Most countries in Africa have the capacity to be great agricultural producers, but they do only subsistence production. So a family will produce for themselves and nothing more. Why? Because of the systems: The markets are not there to go beyond. So we thought: How can we help? We have decided that we will try to establish commodity exchanges.
Commodity exchanges have a lot of advantages. One, you are helping transparency. Two, they are not political. It’s institutional building. It can survive any environment in theory.
We are starting our first one in Rwanda.
Hoelterhoff: The place functions? How’s garbage collection compared to say, Lagos, a nightmare?
Berggruen: They have more than garbage collection: They have a monthly cleanup day where everybody goes into the street, including the president and the ministers. The place actually functions, crime is incredibly low. Though, yes, it’s had the most troubled past. So the turnaround from genocide to reasonably peaceful today is remarkable.
Hoelterhoff: What would be traded in Rwanda? Is it grain?
Berggruen: A lot of coffee.
Hoelterhoff: Then there’s India.
Berggruen: We have started five businesses in India that are all infrastructure-related: education, vocational schools, equipment rental for construction, car rental, and budget hotels. These are infrastructure-related things that will participate in the growth of the economy.
India is an incredibly difficult place to get anything done: big corruption. Our record is mixed. Car rental, we are No. 2 in the country, up from nothing. With educational schools we are struggling.
Hoelterhoff: How do you pay attention to all this? Is that why you travel all the time?

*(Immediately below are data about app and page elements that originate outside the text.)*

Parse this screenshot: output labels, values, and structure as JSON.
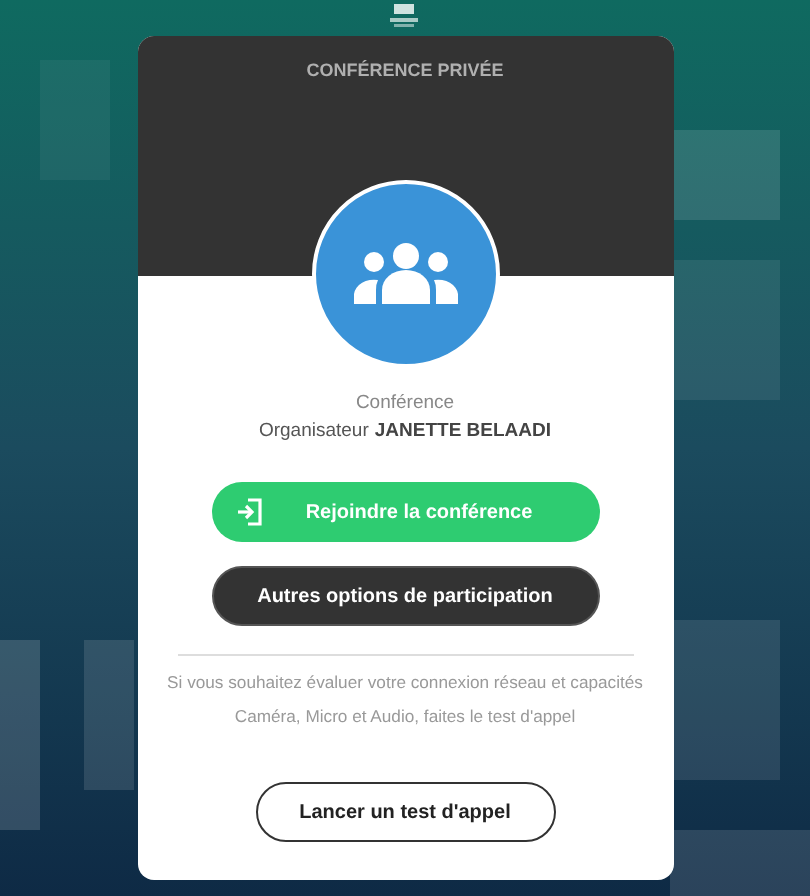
{
  "dialog": {
    "title": "CONFÉRENCE PRIVÉE",
    "label": "Conférence",
    "organizer_label": "Organisateur",
    "organizer_name": "JANETTE BELAADI"
  },
  "buttons": [
    {
      "kind": "primary",
      "label": "Rejoindre la conférence"
    },
    {
      "kind": "dark",
      "label": "Autres options de participation"
    }
  ],
  "hint": "Si vous souhaitez évaluer votre connexion réseau et capacités Caméra, Micro et Audio, faites le test d'appel",
  "test_button": {
    "label": "Lancer un test d'appel"
  }
}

Berggruen: Well, in truth, I think we do too much. But I wake up in the morning and then I go to bed every day, no exceptions. In between I think about things.
To order “Intelligent Governance for the 21st Century,” click here.
(Manuela Hoelterhoff is executive editor of Muse, Bloomberg’s arts and culture section. Any opinions are her own. This interview was adapted from a longer conversation.)
To contact the editor responsible for this story: Jeffrey Burke at Jburke21@bloomberg.net.